▶ **Record extracts**
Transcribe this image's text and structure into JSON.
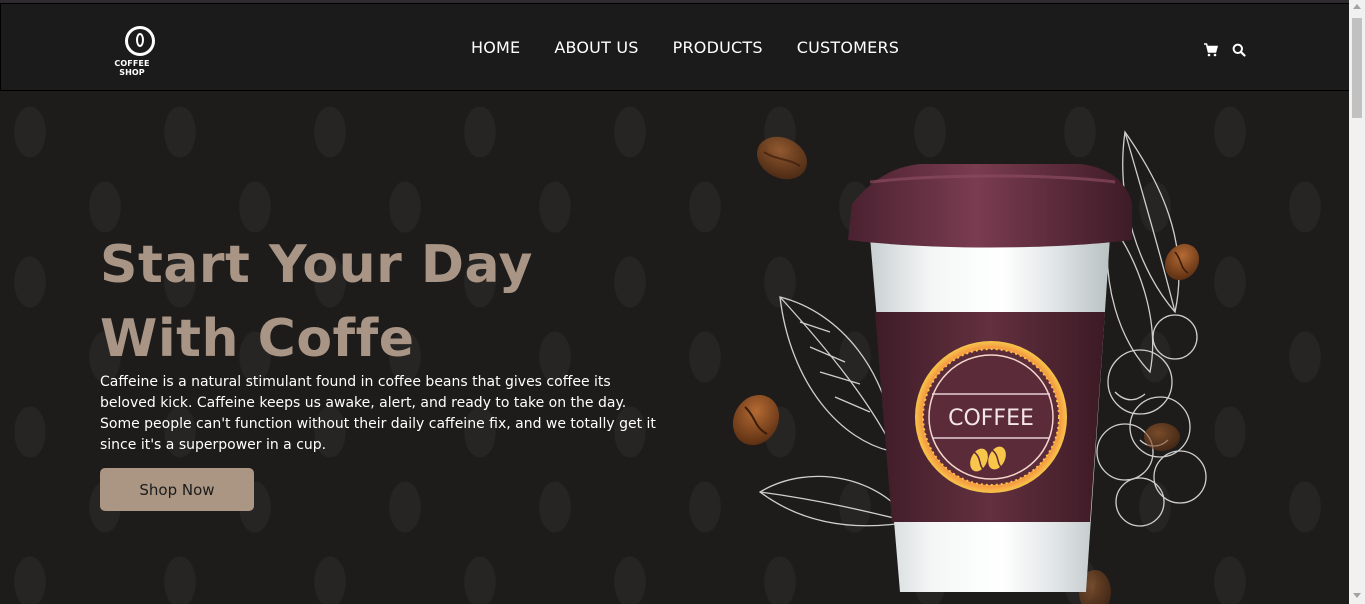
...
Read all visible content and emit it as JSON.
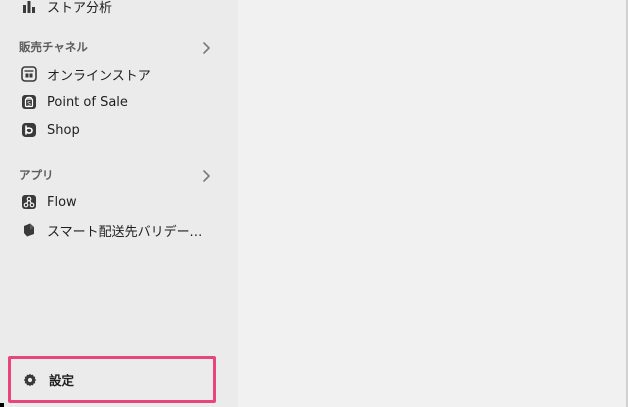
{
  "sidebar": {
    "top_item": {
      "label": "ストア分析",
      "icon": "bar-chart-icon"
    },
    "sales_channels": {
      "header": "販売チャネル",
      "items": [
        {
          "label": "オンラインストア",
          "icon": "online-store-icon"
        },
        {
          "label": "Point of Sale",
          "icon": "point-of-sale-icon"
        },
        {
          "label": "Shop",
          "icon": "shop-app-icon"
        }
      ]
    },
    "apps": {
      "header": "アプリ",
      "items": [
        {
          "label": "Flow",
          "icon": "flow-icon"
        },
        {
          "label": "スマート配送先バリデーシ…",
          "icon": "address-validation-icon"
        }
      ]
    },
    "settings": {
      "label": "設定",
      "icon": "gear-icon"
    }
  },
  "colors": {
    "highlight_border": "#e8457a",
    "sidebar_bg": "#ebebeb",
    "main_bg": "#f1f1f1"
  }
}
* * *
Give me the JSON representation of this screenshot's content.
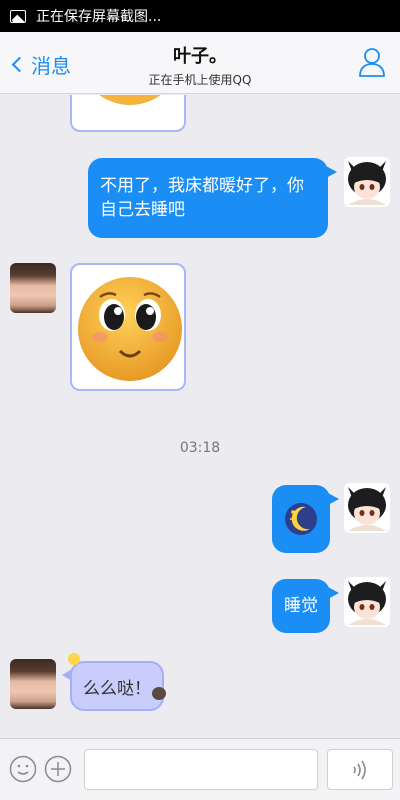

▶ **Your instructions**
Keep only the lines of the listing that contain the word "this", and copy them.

▶ **Solved exercise**
Transcribe this image's text and structure into JSON.
Give me the JSON representation of this screenshot's content.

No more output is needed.